It was two days before Christmas. Little Ted, a one year old Jack Russell Terrier, was happily chasing a stick during breaks in the farm activity of removing the roof from a barn. Bringing the stick back on one occasion he decided to take a shortcut between the machinery lowering the roofing sheets, and the barn. His timing was extremely unfortunate and he was struck by a heavy, fifteen foot long, corrugated sheet as it came down. He cried out and ran under a trailer and his owner was apprehensive of what he would see when he coaxed him out. Surprisingly, a hind leg lameness was the only result.
Our vet, Amy, anaesthetised Ted and X-Rays showed that he had dislocated his hip. This joint consists of a socket (acetabulum) in the pelvis into which fits a ball of bone (the head) which is connected by a strut (the neck) to the thigh bone (femur). The head is held in the acetabulum by a ligament and the joint capsule.
Trauma to the hip can cause a fracture of the acetabulum, head or neck, or can tear the soft tissues resulting in a dislocation. In dogs and cats the dislocated head normally moves forwards and upwards. Whilst under anaesthetic the head was manipulated down and back into the acetabulum. If this had been successful the leg would have been placed in a sling. Unfortunately the head kept popping out, which happens in about two thirds of cases.
The hip cannot be left dislocated as the head would be forced against the side of the pelvis causing discomfort and lameness. A surgical option was therefore required. One option is to incise down to the acetabulum, put the head back in and keep it in place with a false ligament, or a pin, and repair the joint capsule. This procedure has the benefit of restoring the normal anatomy but takes more time, needs a long recovery and can suffer complications. Another option in smaller dogs, and cats – which people often find bizzare – is the complete removal of the head and neck of the femur. As our patients stand on four legs the top of the femur that remains forms a false joint within the thick muscle over the pelvis. The result is usually very good leg function, with fewer complications and a quicker recovery. His owner opted for the second option.
I operated on Ted on the day after Boxing Day. The neck of the femur was identified and an oblique cut was made with an oscillating saw.
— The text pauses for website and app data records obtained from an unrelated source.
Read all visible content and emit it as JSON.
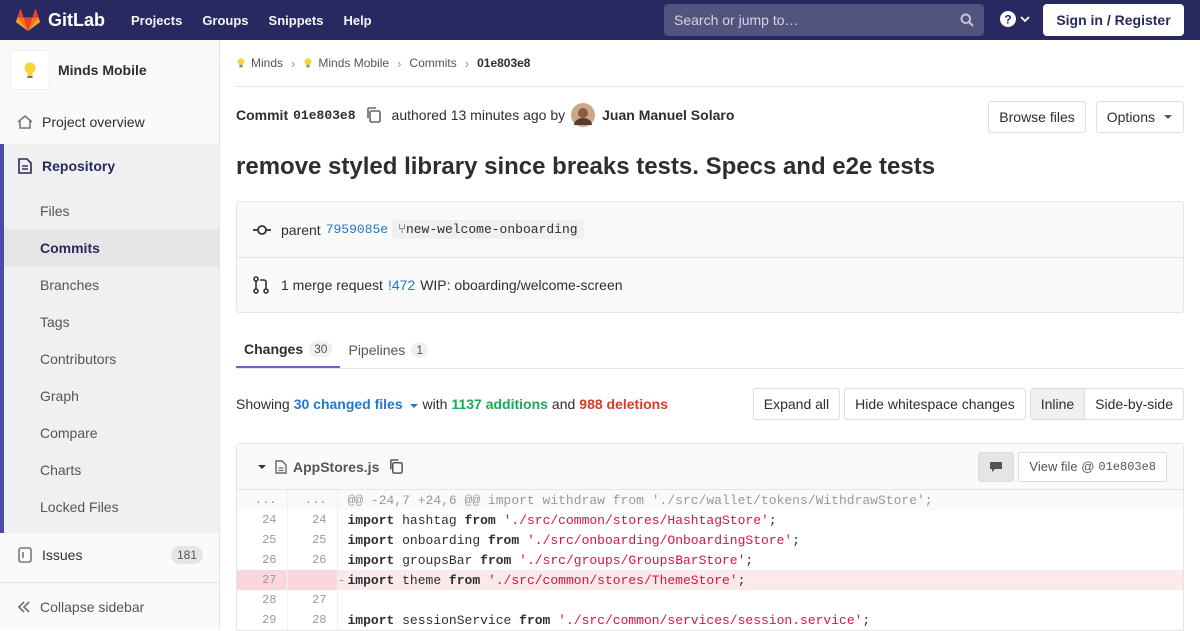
{
  "navbar": {
    "brand": "GitLab",
    "links": [
      "Projects",
      "Groups",
      "Snippets",
      "Help"
    ],
    "search_placeholder": "Search or jump to…",
    "signin": "Sign in / Register"
  },
  "sidebar": {
    "project_name": "Minds Mobile",
    "overview": "Project overview",
    "repository": "Repository",
    "sub_items": [
      "Files",
      "Commits",
      "Branches",
      "Tags",
      "Contributors",
      "Graph",
      "Compare",
      "Charts",
      "Locked Files"
    ],
    "issues": "Issues",
    "issues_count": "181",
    "collapse": "Collapse sidebar"
  },
  "breadcrumb": [
    "Minds",
    "Minds Mobile",
    "Commits",
    "01e803e8"
  ],
  "commit": {
    "label": "Commit",
    "sha": "01e803e8",
    "authored": "authored 13 minutes ago by",
    "author": "Juan Manuel Solaro",
    "browse_files": "Browse files",
    "options": "Options",
    "title": "remove styled library since breaks tests. Specs and e2e tests",
    "parent_label": "parent",
    "parent_sha": "7959085e",
    "branch": "new-welcome-onboarding",
    "mr_text": "1 merge request",
    "mr_id": "!472",
    "mr_title": "WIP: oboarding/welcome-screen"
  },
  "tabs": [
    {
      "label": "Changes",
      "count": "30"
    },
    {
      "label": "Pipelines",
      "count": "1"
    }
  ],
  "stats": {
    "showing": "Showing",
    "changed": "30 changed files",
    "with": "with",
    "additions": "1137 additions",
    "and": "and",
    "deletions": "988 deletions",
    "expand_all": "Expand all",
    "hide_whitespace": "Hide whitespace changes",
    "inline": "Inline",
    "side_by_side": "Side-by-side"
  },
  "file": {
    "name": "AppStores.js",
    "view_file": "View file @",
    "view_sha": "01e803e8",
    "lines": [
      {
        "old": "...",
        "new": "...",
        "type": "match",
        "marker": "",
        "text": "@@ -24,7 +24,6 @@ import withdraw from './src/wallet/tokens/WithdrawStore';"
      },
      {
        "old": "24",
        "new": "24",
        "type": "ctx",
        "marker": "",
        "kw1": "import",
        "id": "hashtag",
        "kw2": "from",
        "str": "'./src/common/stores/HashtagStore'",
        "end": ";"
      },
      {
        "old": "25",
        "new": "25",
        "type": "ctx",
        "marker": "",
        "kw1": "import",
        "id": "onboarding",
        "kw2": "from",
        "str": "'./src/onboarding/OnboardingStore'",
        "end": ";"
      },
      {
        "old": "26",
        "new": "26",
        "type": "ctx",
        "marker": "",
        "kw1": "import",
        "id": "groupsBar",
        "kw2": "from",
        "str": "'./src/groups/GroupsBarStore'",
        "end": ";"
      },
      {
        "old": "27",
        "new": "",
        "type": "old",
        "marker": "-",
        "kw1": "import",
        "id": "theme",
        "kw2": "from",
        "str": "'./src/common/stores/ThemeStore'",
        "end": ";"
      },
      {
        "old": "28",
        "new": "27",
        "type": "ctx",
        "marker": "",
        "kw1": "",
        "id": "",
        "kw2": "",
        "str": "",
        "end": ""
      },
      {
        "old": "29",
        "new": "28",
        "type": "ctx",
        "marker": "",
        "kw1": "import",
        "id": "sessionService",
        "kw2": "from",
        "str": "'./src/common/services/session.service'",
        "end": ";"
      }
    ]
  }
}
This removed the head and neck and left a smooth surface that could glide past the pelvis without discomfort. When the head was examined it was seen that a small fragment was missing from one side. This fragment was found to be still in the acetabulum and was removed.
Ted recovered well and went home the following day. When he came in for stitch removal the site had healed well but he was still reluctant to put his foot down. Terriers are well known to keep holding a leg up when other breeds would be putting it down. His owner was shown how to flex and extend his leg before taking him out for slow walks. At a recent follow-up phone call it was pleasing to hear that he was making much better progress.
Mike Day – Kingsbridge